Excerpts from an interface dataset
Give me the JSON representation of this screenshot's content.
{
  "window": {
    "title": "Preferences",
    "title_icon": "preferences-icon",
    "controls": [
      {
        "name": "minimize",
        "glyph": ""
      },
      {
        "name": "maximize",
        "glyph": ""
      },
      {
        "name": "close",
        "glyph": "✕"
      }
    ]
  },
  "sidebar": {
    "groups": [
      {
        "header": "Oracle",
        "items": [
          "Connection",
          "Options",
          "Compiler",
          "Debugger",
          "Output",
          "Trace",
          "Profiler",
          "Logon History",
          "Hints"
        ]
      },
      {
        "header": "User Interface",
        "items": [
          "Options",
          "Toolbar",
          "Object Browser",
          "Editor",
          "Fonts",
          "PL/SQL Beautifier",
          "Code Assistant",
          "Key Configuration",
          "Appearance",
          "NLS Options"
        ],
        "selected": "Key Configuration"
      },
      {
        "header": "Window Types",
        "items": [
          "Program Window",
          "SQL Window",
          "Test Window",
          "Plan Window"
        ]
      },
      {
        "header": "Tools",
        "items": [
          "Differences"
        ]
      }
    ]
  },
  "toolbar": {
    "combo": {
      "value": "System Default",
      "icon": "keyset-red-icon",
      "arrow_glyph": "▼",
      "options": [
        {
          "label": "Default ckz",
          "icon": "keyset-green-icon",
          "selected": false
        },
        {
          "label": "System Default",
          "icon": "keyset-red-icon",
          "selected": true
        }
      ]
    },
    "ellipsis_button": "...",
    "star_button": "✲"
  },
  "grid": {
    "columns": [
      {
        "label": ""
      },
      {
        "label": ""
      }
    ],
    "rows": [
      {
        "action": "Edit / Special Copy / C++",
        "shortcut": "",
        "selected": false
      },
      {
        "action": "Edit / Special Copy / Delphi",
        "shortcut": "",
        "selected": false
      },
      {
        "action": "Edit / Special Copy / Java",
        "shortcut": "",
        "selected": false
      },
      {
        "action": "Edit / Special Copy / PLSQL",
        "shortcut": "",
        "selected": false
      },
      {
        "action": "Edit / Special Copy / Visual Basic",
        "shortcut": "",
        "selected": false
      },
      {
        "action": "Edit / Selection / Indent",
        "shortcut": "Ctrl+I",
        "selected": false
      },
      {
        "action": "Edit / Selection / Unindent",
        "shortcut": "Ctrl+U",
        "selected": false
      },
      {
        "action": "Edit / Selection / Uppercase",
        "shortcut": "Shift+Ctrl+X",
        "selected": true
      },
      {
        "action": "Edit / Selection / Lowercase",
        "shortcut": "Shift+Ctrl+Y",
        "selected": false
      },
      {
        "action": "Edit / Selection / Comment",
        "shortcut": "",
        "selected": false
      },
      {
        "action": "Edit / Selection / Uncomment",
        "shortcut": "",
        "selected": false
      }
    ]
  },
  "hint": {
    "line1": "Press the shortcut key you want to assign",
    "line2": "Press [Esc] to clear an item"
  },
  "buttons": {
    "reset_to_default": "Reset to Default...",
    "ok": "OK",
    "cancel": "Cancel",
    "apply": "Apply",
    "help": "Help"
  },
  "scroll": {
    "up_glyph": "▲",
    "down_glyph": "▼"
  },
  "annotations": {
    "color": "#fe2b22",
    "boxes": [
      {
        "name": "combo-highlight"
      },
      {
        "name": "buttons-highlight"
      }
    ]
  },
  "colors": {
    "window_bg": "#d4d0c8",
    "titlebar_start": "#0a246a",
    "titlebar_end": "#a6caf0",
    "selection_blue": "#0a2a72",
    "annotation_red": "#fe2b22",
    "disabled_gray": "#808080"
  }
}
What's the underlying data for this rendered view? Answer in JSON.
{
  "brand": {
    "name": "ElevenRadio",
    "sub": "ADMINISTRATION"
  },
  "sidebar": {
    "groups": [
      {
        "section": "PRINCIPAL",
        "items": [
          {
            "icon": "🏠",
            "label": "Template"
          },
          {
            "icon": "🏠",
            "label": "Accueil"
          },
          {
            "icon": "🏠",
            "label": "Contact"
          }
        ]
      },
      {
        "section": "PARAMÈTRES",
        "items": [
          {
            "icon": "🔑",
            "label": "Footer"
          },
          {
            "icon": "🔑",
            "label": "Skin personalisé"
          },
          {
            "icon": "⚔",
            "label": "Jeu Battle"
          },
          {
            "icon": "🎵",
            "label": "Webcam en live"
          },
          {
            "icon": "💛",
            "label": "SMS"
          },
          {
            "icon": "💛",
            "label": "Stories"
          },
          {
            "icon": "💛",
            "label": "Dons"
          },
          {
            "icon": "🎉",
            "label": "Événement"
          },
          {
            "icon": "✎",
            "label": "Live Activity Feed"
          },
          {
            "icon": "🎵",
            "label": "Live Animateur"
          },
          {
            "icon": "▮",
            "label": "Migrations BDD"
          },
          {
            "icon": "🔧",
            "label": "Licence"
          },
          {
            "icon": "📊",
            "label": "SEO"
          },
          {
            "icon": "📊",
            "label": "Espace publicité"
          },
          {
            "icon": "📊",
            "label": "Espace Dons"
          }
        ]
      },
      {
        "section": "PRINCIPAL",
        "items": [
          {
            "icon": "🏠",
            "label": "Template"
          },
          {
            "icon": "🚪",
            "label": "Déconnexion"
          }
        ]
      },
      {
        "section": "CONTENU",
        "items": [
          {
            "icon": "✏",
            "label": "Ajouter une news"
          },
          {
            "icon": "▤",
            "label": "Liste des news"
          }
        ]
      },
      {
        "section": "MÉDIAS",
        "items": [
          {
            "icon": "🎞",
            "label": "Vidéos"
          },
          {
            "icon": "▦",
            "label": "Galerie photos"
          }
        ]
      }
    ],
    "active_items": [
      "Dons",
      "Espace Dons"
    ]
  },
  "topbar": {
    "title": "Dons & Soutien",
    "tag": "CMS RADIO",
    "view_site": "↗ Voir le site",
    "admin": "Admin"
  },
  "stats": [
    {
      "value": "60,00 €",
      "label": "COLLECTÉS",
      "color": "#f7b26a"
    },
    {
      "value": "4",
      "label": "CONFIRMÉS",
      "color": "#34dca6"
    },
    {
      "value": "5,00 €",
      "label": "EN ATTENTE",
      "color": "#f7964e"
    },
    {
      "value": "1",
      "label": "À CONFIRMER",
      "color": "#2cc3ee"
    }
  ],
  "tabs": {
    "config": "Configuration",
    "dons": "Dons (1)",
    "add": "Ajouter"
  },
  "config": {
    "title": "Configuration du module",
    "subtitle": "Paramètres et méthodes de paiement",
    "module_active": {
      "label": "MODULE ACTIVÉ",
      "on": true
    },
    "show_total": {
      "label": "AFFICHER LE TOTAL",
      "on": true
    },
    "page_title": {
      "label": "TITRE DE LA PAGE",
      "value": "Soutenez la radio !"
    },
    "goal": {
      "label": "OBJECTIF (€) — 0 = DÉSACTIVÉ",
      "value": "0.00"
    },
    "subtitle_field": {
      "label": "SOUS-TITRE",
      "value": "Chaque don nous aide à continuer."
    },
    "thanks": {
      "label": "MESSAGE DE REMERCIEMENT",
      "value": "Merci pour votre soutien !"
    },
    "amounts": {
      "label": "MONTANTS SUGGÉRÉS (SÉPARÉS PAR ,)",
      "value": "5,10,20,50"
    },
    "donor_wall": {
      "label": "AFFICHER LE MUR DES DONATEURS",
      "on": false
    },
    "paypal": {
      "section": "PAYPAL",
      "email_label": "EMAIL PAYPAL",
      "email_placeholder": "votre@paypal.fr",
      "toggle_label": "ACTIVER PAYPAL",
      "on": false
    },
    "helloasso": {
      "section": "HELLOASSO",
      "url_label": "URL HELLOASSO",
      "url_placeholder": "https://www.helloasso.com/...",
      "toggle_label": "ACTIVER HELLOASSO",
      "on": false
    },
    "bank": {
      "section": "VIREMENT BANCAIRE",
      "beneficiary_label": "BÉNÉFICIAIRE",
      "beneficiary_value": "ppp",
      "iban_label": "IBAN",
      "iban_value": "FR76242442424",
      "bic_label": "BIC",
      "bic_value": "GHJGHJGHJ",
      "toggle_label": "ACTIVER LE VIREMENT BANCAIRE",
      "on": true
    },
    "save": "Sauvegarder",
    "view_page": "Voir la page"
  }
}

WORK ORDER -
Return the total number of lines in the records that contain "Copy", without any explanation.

RESPONSE AREA -
5